PROVIDED RECORDS:
------------------------

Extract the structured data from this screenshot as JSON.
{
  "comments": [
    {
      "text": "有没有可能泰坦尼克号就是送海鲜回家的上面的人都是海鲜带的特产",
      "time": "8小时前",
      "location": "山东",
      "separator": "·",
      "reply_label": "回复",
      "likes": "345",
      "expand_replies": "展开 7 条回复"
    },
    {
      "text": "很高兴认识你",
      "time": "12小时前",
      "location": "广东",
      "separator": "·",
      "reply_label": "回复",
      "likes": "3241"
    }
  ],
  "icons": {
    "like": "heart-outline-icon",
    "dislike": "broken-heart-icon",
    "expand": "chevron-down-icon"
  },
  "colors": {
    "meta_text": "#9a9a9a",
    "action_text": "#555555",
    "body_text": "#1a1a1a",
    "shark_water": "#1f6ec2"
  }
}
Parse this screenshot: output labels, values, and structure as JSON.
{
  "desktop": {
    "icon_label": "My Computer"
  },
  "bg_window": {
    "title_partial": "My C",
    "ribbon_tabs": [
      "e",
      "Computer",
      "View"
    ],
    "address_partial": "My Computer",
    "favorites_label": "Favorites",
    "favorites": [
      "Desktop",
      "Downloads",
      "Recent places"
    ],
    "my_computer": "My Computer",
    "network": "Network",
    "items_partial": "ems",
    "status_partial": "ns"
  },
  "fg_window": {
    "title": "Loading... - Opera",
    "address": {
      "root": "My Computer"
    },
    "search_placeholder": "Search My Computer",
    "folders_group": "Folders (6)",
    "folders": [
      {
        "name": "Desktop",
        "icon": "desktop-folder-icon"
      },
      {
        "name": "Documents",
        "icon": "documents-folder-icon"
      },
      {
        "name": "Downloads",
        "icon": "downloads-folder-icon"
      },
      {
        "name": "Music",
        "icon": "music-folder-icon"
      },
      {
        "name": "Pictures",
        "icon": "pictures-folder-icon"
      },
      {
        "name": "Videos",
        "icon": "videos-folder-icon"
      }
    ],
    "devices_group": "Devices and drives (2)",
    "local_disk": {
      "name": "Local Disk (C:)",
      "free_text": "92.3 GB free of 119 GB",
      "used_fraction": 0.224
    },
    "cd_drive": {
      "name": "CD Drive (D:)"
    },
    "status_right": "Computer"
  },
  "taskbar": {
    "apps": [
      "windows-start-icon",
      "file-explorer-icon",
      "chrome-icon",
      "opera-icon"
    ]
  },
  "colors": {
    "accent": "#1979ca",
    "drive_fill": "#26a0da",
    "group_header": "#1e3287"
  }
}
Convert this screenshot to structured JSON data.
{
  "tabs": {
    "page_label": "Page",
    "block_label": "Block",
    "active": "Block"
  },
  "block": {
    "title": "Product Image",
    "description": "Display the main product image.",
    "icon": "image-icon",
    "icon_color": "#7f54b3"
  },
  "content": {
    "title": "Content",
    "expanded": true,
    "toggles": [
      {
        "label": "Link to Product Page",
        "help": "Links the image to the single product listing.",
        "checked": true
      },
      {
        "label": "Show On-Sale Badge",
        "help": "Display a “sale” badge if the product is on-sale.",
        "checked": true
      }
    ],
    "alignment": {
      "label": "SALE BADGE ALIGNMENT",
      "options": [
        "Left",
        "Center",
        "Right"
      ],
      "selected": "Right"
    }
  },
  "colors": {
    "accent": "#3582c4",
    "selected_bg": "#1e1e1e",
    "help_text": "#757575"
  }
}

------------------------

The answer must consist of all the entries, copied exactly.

ANSWER TO THIS PROBLEM:
Extract the structured data from this screenshot as JSON.
{
  "comments": [
    {
      "text": "有没有可能泰坦尼克号就是送海鲜回家的上面的人都是海鲜带的特产",
      "time": "8小时前",
      "location": "山东",
      "separator": "·",
      "reply_label": "回复",
      "likes": "345",
      "expand_replies": "展开 7 条回复"
    },
    {
      "text": "很高兴认识你",
      "time": "12小时前",
      "location": "广东",
      "separator": "·",
      "reply_label": "回复",
      "likes": "3241"
    }
  ],
  "icons": {
    "like": "heart-outline-icon",
    "dislike": "broken-heart-icon",
    "expand": "chevron-down-icon"
  },
  "colors": {
    "meta_text": "#9a9a9a",
    "action_text": "#555555",
    "body_text": "#1a1a1a",
    "shark_water": "#1f6ec2"
  }
}
Parse this screenshot: output labels, values, and structure as JSON.
{
  "desktop": {
    "icon_label": "My Computer"
  },
  "bg_window": {
    "title_partial": "My C",
    "ribbon_tabs": [
      "e",
      "Computer",
      "View"
    ],
    "address_partial": "My Computer",
    "favorites_label": "Favorites",
    "favorites": [
      "Desktop",
      "Downloads",
      "Recent places"
    ],
    "my_computer": "My Computer",
    "network": "Network",
    "items_partial": "ems",
    "status_partial": "ns"
  },
  "fg_window": {
    "title": "Loading... - Opera",
    "address": {
      "root": "My Computer"
    },
    "search_placeholder": "Search My Computer",
    "folders_group": "Folders (6)",
    "folders": [
      {
        "name": "Desktop",
        "icon": "desktop-folder-icon"
      },
      {
        "name": "Documents",
        "icon": "documents-folder-icon"
      },
      {
        "name": "Downloads",
        "icon": "downloads-folder-icon"
      },
      {
        "name": "Music",
        "icon": "music-folder-icon"
      },
      {
        "name": "Pictures",
        "icon": "pictures-folder-icon"
      },
      {
        "name": "Videos",
        "icon": "videos-folder-icon"
      }
    ],
    "devices_group": "Devices and drives (2)",
    "local_disk": {
      "name": "Local Disk (C:)",
      "free_text": "92.3 GB free of 119 GB",
      "used_fraction": 0.224
    },
    "cd_drive": {
      "name": "CD Drive (D:)"
    },
    "status_right": "Computer"
  },
  "taskbar": {
    "apps": [
      "windows-start-icon",
      "file-explorer-icon",
      "chrome-icon",
      "opera-icon"
    ]
  },
  "colors": {
    "accent": "#1979ca",
    "drive_fill": "#26a0da",
    "group_header": "#1e3287"
  }
}
Convert this screenshot to structured JSON data.
{
  "tabs": {
    "page_label": "Page",
    "block_label": "Block",
    "active": "Block"
  },
  "block": {
    "title": "Product Image",
    "description": "Display the main product image.",
    "icon": "image-icon",
    "icon_color": "#7f54b3"
  },
  "content": {
    "title": "Content",
    "expanded": true,
    "toggles": [
      {
        "label": "Link to Product Page",
        "help": "Links the image to the single product listing.",
        "checked": true
      },
      {
        "label": "Show On-Sale Badge",
        "help": "Display a “sale” badge if the product is on-sale.",
        "checked": true
      }
    ],
    "alignment": {
      "label": "SALE BADGE ALIGNMENT",
      "options": [
        "Left",
        "Center",
        "Right"
      ],
      "selected": "Right"
    }
  },
  "colors": {
    "accent": "#3582c4",
    "selected_bg": "#1e1e1e",
    "help_text": "#757575"
  }
}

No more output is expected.